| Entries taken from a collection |
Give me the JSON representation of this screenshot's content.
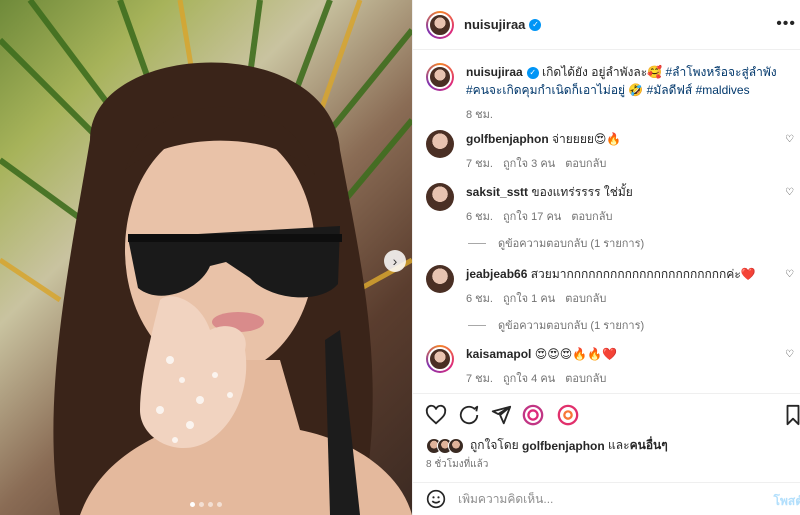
{
  "post": {
    "username": "nuisujiraa",
    "caption_text": "เกิดได้ยัง อยู่ลำพังละ🥰",
    "hashtags": "#ลำโพงหรือจะสู่ลำพัง #คนจะเกิดคุมกำเนิดก็เอาไม่อยู่ 🤣 #มัลดีฟส์ #maldives",
    "caption_time": "8 ชม."
  },
  "comments": [
    {
      "username": "golfbenjaphon",
      "text": "จ่ายยยย😍🔥",
      "time": "7 ชม.",
      "likes": "ถูกใจ 3 คน",
      "reply": "ตอบกลับ"
    },
    {
      "username": "saksit_sstt",
      "text": "ของแทร่รรรร ใช่มั้ย",
      "time": "6 ชม.",
      "likes": "ถูกใจ 17 คน",
      "reply": "ตอบกลับ",
      "view_replies": "ดูข้อความตอบกลับ (1 รายการ)"
    },
    {
      "username": "jeabjeab66",
      "text": "สวยมากกกกกกกกกกกกกกกกกกกกกกค่ะ❤️",
      "time": "6 ชม.",
      "likes": "ถูกใจ 1 คน",
      "reply": "ตอบกลับ",
      "view_replies": "ดูข้อความตอบกลับ (1 รายการ)"
    },
    {
      "username": "kaisamapol",
      "text": "😍😍😍🔥🔥❤️",
      "time": "7 ชม.",
      "likes": "ถูกใจ 4 คน",
      "reply": "ตอบกลับ"
    }
  ],
  "likes_summary": {
    "prefix": "ถูกใจโดย",
    "user": "golfbenjaphon",
    "joiner": "และ",
    "others": "คนอื่นๆ"
  },
  "posted_time": "8 ชั่วโมงที่แล้ว",
  "add_comment": {
    "placeholder": "เพิ่มความคิดเห็น...",
    "post_label": "โพสต์"
  },
  "media": {
    "slide_count": 4,
    "active_slide": 1
  },
  "icons": {
    "more": "more-icon",
    "like": "heart-icon",
    "comment": "comment-icon",
    "share": "share-icon",
    "save": "bookmark-icon",
    "emoji": "emoji-icon",
    "next": "chevron-right-icon"
  },
  "colors": {
    "verified": "#0095f6",
    "hashtag": "#00376b",
    "post_button_disabled": "#b2dffc"
  }
}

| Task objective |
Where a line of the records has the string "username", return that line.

| Exercise response |
    "username": "nuisujiraa",
      "username": "golfbenjaphon",
      "username": "saksit_sstt",
      "username": "jeabjeab66",
      "username": "kaisamapol",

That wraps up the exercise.